- Subject: URIs, Names, QNames (RE: [xml-dev] misprocessing namespaces (was Re: [xml-dev] There is a meaning, but it's not in the data alone))
- From: "Manos Batsis" <firstname.lastname@example.org>
- Date: Thu, 31 Jan 2002 11:03:37 +0200
- Cc: <email@example.com>
- Thread-index: AcGp0/ZP1rG/QJ74Tly1ZIUffDt1LQAXiANg
- Thread-topic: URIs, Names, QNames (RE: [xml-dev] misprocessing namespaces (was Re: [xml-dev] There is a meaning, but it's not in the data alone))
> -----Original Message-----
> From: Jonathan Borden [mailto:firstname.lastname@example.org]
> This thread is great. If you take a look at the RDF activity,
> you'll see
> syntaxes such as N-triples that provide statements (triples)
> in their full
> URI format: everything becomes a URI, no need for element or attribute
> names. Well it turns out that this if just fine for software
> but a real bear
> for humans to read, and so people (specifically the RDF
> folks) turn back to
> QNames, using QNames as a shorthand for URIs (e.g. RDF/XML
> and N3). That is
> the same reason for the proliferation of QNames in attribute
> values (human
> readability) Imagine what an XPath would look like in
> expanded URI form.
Exactly. An resource can occur as a subject, object or predicate.

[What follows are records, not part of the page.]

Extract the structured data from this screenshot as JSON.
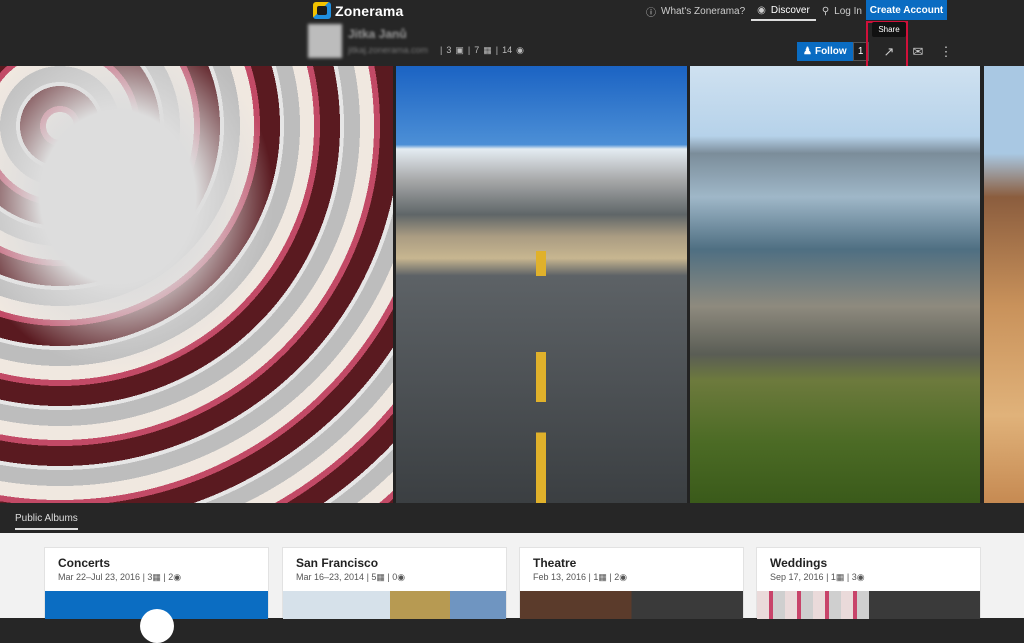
{
  "header": {
    "logo_text": "Zonerama",
    "nav": [
      {
        "label": "What's Zonerama?",
        "icon": "question-circle-icon"
      },
      {
        "label": "Discover",
        "icon": "globe-icon"
      },
      {
        "label": "Log In",
        "icon": "key-icon"
      }
    ],
    "create_account": "Create Account"
  },
  "profile": {
    "name": "Jitka Janů",
    "url": "jitkaj.zonerama.com",
    "albums_count": "3",
    "photos_count": "7",
    "views_count": "14",
    "follow_label": "Follow",
    "follow_count": "1",
    "share_tooltip": "Share"
  },
  "hero": {
    "photos": [
      "cupcakes",
      "desert-road",
      "coastal-cliffs",
      "sandstone-rocks"
    ]
  },
  "albums_tab": "Public Albums",
  "albums": [
    {
      "title": "Concerts",
      "date": "Mar 22–Jul 23, 2016",
      "photos": "3",
      "views": "2"
    },
    {
      "title": "San Francisco",
      "date": "Mar 16–23, 2014",
      "photos": "5",
      "views": "0"
    },
    {
      "title": "Theatre",
      "date": "Feb 13, 2016",
      "photos": "1",
      "views": "2"
    },
    {
      "title": "Weddings",
      "date": "Sep 17, 2016",
      "photos": "1",
      "views": "3"
    }
  ],
  "colors": {
    "accent": "#0a6cc2",
    "highlight": "#d0103a",
    "dark_bg": "#262626"
  }
}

Referring to that resource *in* a simple type (from an XSD point of
view) leaves you with the choice of a QName or a full URI, witch is
BTW I would love being able to declare namespaces as:
<!--OR xmlns:ns1.1.1="#XPointer(id('typeName')])" -->
IMHO, the above would have extremely high semantic value, making
automated processing rules easier and scalable. Less headaches too.
> Terseness aside, there is something to be said for human
> readability, and
> problems with prefixes aside, people are drawn to qnames
> because they are
> easy to read, especially if you use a well-known prefix.
Fully agreed. I believe that the XML formal considerations about
Terseness and Readability are contradictive at this point.